=== Section Start ===

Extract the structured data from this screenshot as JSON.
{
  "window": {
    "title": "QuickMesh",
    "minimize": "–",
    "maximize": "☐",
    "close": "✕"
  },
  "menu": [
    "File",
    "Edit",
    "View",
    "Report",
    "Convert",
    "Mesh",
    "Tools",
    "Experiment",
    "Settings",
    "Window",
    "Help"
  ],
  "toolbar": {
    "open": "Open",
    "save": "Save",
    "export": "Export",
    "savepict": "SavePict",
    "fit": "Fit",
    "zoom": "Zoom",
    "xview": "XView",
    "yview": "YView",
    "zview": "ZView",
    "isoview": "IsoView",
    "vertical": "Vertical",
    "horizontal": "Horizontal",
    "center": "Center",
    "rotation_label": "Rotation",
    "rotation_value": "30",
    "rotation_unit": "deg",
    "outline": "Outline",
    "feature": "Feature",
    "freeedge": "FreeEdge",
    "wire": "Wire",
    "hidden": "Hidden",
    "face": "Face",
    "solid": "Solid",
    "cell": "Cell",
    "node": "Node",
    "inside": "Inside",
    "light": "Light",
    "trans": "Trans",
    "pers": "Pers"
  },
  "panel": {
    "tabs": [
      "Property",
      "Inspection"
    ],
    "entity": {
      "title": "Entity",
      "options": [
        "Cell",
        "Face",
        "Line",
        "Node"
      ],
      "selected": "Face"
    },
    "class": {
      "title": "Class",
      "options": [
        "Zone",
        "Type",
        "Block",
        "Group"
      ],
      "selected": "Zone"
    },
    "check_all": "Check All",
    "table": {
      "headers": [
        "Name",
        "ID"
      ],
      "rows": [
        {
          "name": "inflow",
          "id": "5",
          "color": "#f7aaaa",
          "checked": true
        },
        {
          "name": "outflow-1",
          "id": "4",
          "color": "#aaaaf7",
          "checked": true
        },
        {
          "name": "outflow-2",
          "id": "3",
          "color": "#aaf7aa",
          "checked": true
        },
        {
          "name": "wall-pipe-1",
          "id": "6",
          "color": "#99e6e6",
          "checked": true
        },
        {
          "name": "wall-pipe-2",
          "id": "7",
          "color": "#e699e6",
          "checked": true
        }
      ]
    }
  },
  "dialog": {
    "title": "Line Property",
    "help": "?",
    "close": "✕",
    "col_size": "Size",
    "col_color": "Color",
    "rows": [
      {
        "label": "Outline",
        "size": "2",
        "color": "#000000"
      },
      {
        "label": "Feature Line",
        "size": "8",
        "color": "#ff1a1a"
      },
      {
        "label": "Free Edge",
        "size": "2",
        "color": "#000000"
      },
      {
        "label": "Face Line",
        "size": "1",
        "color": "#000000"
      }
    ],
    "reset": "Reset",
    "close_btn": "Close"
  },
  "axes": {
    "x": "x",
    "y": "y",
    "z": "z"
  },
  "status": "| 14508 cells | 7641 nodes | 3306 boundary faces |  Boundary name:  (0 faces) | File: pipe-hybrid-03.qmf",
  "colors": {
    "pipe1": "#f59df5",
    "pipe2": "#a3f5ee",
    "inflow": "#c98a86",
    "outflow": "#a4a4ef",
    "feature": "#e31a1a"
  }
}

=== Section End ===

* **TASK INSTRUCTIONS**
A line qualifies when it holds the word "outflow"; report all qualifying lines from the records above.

* **TASK OUTPUT**
          "name": "outflow-1",
          "name": "outflow-2",
    "outflow": "#a4a4ef",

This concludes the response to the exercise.